Page and application data records:
:::::

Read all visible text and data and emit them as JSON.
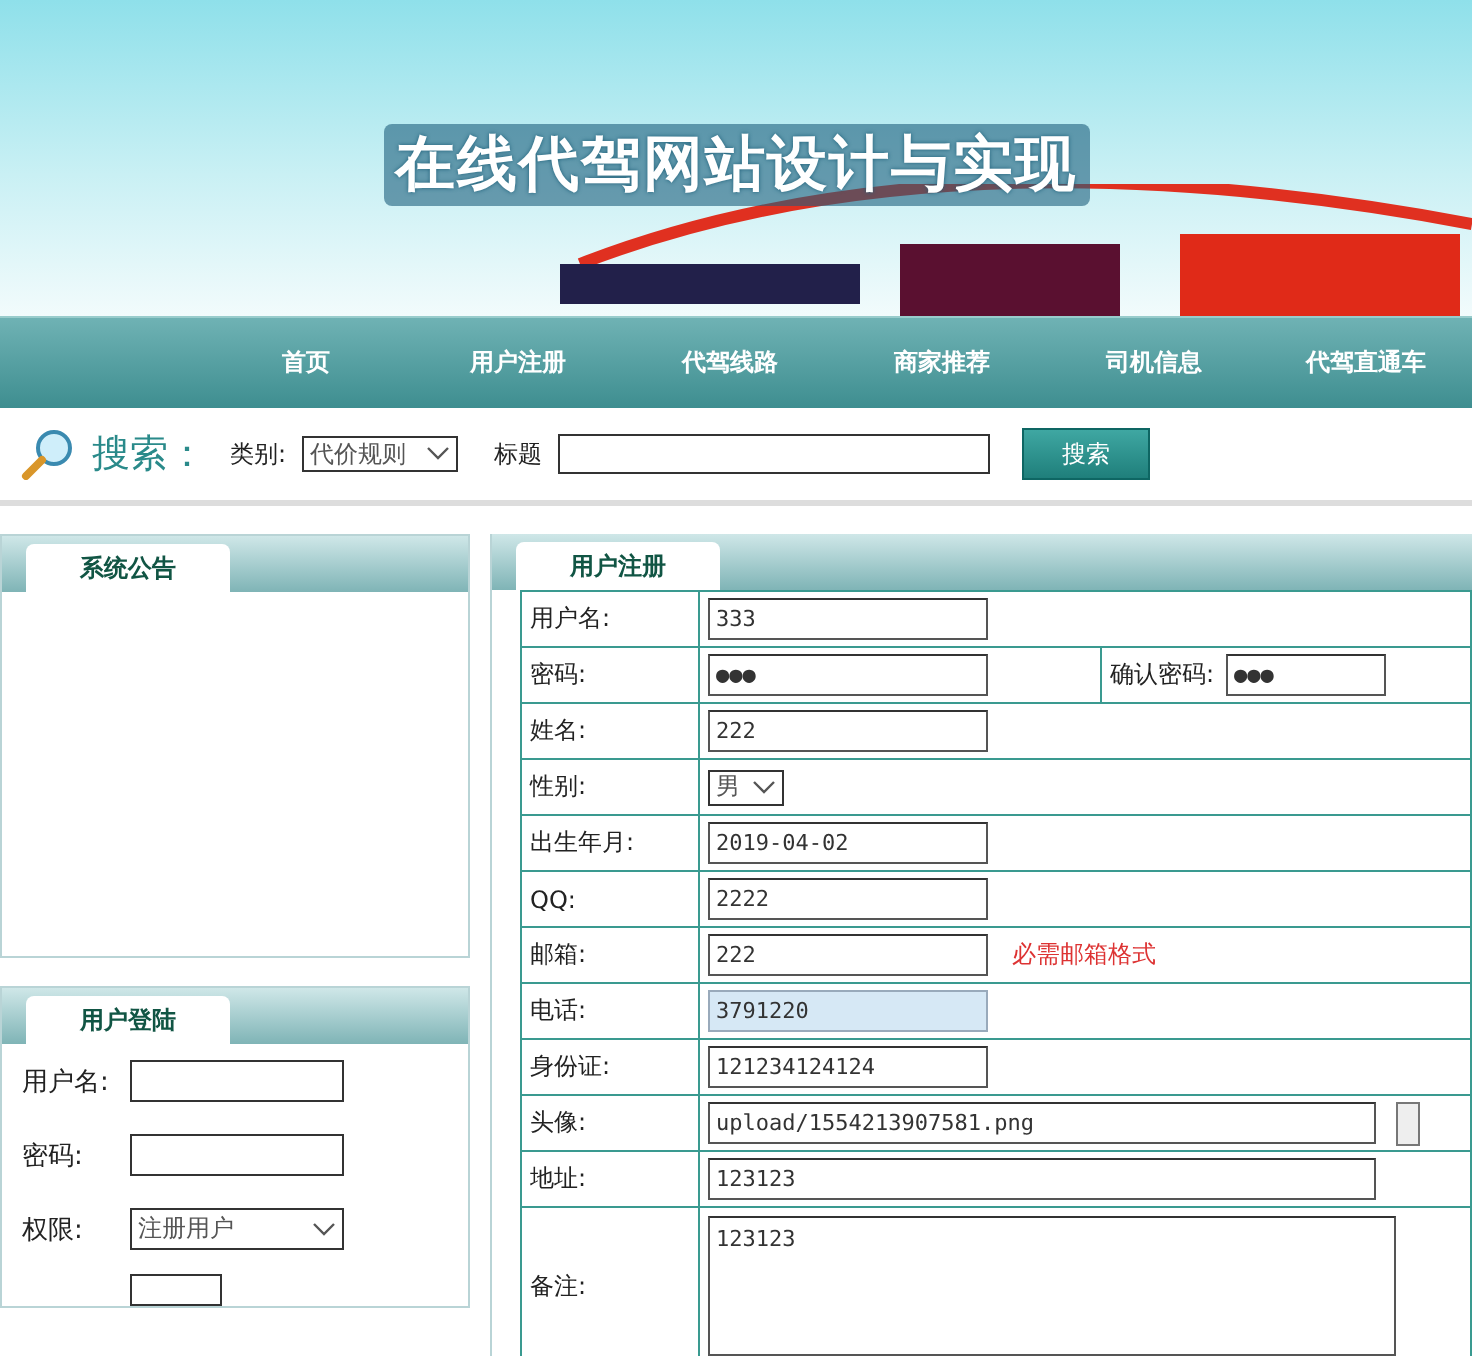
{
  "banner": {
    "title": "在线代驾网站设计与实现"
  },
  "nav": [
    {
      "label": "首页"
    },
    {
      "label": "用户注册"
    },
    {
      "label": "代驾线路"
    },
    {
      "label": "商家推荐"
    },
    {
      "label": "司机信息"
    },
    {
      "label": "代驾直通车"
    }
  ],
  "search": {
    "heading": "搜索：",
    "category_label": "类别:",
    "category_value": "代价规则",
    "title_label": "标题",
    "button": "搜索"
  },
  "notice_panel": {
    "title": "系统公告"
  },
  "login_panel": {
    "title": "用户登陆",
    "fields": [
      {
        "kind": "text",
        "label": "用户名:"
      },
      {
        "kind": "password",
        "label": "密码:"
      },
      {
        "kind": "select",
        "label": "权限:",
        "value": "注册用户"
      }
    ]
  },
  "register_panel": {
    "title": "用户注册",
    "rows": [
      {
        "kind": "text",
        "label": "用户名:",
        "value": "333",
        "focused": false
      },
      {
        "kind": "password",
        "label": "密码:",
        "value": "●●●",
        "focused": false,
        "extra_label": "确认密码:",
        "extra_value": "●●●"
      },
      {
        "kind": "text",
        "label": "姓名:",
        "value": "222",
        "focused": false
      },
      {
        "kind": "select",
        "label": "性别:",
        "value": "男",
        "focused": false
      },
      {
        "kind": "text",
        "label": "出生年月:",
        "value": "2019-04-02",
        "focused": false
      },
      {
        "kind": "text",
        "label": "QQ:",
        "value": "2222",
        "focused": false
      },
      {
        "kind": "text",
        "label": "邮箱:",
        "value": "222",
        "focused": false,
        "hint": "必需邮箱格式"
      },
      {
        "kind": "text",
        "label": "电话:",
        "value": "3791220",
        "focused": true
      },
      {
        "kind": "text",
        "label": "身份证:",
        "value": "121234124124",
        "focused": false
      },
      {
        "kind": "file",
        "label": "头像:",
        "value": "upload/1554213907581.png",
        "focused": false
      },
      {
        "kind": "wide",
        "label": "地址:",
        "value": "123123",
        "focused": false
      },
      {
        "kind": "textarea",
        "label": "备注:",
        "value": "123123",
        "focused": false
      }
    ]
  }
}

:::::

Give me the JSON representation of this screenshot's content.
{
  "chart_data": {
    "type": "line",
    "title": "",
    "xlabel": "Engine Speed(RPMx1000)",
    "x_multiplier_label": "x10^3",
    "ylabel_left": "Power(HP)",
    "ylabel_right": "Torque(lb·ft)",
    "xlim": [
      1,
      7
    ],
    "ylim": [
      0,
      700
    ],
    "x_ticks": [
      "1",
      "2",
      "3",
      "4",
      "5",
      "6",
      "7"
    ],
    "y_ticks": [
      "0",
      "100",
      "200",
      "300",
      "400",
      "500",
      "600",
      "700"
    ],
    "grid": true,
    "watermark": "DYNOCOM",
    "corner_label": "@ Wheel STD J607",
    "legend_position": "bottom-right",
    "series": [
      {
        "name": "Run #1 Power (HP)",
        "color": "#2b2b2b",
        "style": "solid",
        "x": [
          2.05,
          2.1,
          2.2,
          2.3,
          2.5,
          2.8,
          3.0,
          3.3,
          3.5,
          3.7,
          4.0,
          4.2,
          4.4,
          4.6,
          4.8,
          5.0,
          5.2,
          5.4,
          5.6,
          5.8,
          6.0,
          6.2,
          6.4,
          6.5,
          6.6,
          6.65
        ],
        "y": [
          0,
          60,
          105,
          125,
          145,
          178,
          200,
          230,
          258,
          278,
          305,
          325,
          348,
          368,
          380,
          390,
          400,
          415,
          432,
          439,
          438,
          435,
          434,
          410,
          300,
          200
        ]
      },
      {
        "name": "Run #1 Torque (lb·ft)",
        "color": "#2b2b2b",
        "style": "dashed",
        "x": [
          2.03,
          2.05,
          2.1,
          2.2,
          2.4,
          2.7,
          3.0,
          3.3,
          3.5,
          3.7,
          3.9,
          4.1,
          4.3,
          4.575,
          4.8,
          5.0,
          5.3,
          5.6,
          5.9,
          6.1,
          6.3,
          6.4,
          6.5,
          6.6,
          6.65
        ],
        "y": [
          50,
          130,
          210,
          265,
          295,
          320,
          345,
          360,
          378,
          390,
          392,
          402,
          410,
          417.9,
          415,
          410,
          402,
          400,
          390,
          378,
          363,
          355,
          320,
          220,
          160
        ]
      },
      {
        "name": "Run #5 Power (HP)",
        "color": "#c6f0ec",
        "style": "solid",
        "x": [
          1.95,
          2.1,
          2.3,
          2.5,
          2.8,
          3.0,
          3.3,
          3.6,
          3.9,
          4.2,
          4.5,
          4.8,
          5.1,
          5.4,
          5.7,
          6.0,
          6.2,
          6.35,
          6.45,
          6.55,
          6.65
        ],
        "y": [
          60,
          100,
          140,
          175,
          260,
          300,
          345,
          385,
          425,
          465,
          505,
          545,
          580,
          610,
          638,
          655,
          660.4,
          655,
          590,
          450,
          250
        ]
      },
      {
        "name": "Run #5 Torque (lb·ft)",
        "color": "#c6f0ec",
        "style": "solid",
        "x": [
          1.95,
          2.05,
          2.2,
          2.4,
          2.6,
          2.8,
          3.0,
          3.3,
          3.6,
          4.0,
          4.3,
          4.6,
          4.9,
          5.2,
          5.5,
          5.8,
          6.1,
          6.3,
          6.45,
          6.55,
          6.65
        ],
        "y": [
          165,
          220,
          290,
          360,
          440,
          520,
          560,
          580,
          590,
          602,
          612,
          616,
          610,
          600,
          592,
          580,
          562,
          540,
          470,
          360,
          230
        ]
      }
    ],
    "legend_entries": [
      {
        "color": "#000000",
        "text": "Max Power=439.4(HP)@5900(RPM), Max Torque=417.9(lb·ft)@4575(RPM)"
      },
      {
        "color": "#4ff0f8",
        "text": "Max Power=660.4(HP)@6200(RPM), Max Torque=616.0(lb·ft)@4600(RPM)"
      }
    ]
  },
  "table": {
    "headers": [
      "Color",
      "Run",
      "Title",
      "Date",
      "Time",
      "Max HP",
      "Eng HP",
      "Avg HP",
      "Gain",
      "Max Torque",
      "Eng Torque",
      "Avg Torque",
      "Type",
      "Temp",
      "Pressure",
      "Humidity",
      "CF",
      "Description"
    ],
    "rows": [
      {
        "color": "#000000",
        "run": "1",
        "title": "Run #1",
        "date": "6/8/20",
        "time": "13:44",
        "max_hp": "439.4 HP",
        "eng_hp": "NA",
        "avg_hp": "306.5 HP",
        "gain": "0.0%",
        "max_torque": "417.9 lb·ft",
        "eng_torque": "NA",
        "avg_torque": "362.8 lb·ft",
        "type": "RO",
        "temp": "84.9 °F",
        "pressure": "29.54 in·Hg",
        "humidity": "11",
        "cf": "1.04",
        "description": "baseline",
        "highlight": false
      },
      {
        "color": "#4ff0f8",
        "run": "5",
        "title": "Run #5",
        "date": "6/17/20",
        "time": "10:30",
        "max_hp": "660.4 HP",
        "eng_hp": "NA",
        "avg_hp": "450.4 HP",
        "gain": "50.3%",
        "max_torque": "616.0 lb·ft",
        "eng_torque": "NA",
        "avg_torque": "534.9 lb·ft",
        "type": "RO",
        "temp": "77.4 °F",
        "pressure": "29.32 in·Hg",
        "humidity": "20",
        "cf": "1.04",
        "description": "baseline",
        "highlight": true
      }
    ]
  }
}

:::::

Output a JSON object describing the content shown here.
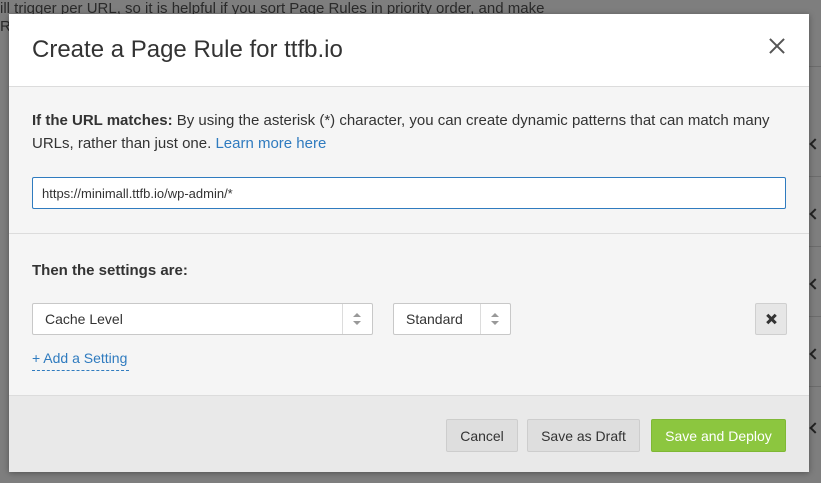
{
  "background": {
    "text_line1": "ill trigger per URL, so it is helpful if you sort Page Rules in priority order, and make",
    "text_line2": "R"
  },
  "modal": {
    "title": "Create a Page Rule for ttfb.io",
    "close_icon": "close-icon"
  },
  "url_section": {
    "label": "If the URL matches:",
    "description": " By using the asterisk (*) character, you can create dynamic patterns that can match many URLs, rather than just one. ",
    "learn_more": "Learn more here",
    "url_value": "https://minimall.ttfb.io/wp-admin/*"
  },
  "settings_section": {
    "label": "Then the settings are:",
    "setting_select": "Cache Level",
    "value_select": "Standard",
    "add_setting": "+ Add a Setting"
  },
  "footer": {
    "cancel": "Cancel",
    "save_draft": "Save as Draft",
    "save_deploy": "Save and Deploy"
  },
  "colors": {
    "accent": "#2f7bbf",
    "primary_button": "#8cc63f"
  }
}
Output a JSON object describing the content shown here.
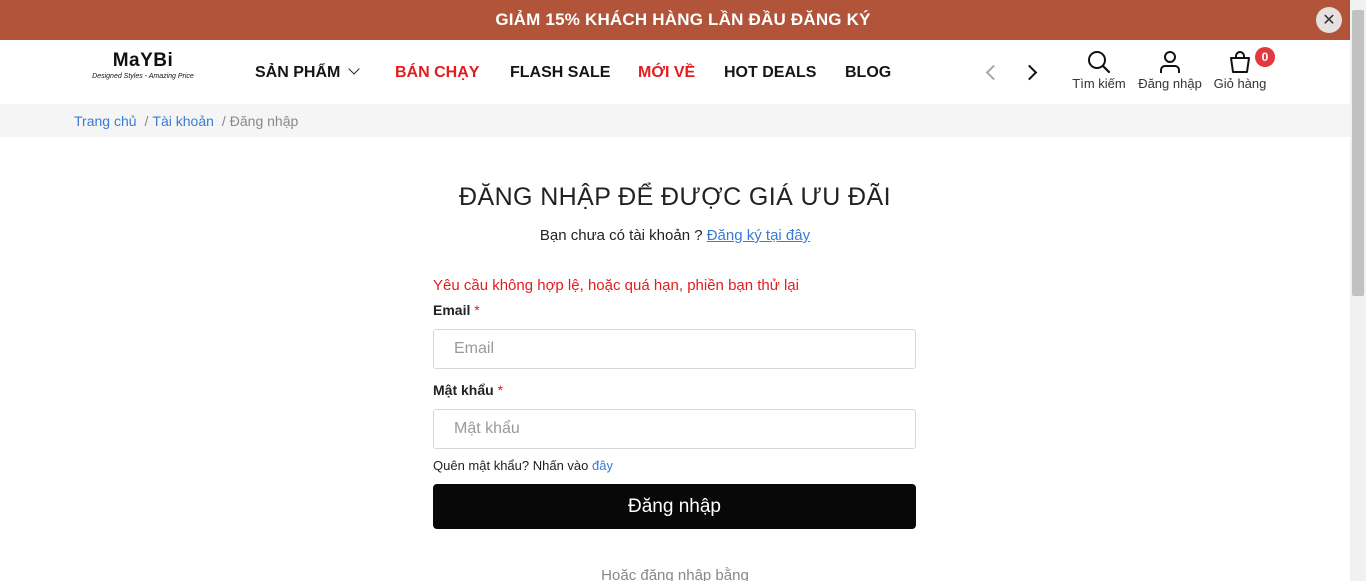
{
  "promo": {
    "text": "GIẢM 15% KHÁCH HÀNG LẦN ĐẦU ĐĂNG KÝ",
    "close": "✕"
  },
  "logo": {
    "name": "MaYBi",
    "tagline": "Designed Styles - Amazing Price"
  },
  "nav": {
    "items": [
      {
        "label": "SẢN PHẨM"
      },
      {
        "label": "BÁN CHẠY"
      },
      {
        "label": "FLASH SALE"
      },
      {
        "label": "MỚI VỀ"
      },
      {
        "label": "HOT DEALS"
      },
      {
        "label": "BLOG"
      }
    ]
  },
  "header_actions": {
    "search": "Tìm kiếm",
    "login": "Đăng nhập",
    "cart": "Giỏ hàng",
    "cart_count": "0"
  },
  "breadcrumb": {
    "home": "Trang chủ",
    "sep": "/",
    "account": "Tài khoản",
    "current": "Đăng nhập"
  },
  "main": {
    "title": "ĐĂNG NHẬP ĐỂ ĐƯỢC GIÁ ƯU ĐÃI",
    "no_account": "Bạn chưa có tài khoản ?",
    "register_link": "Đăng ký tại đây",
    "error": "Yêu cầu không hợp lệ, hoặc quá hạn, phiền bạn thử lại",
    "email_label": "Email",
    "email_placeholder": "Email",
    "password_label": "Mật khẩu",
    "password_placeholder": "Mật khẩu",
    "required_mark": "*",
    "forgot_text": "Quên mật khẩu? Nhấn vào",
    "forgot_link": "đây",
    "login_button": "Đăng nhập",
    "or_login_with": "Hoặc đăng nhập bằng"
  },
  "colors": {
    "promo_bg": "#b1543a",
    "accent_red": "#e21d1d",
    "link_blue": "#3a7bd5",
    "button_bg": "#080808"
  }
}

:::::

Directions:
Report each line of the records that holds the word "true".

Written solution:
        "focused": true
    "grid": true,
        "highlight": true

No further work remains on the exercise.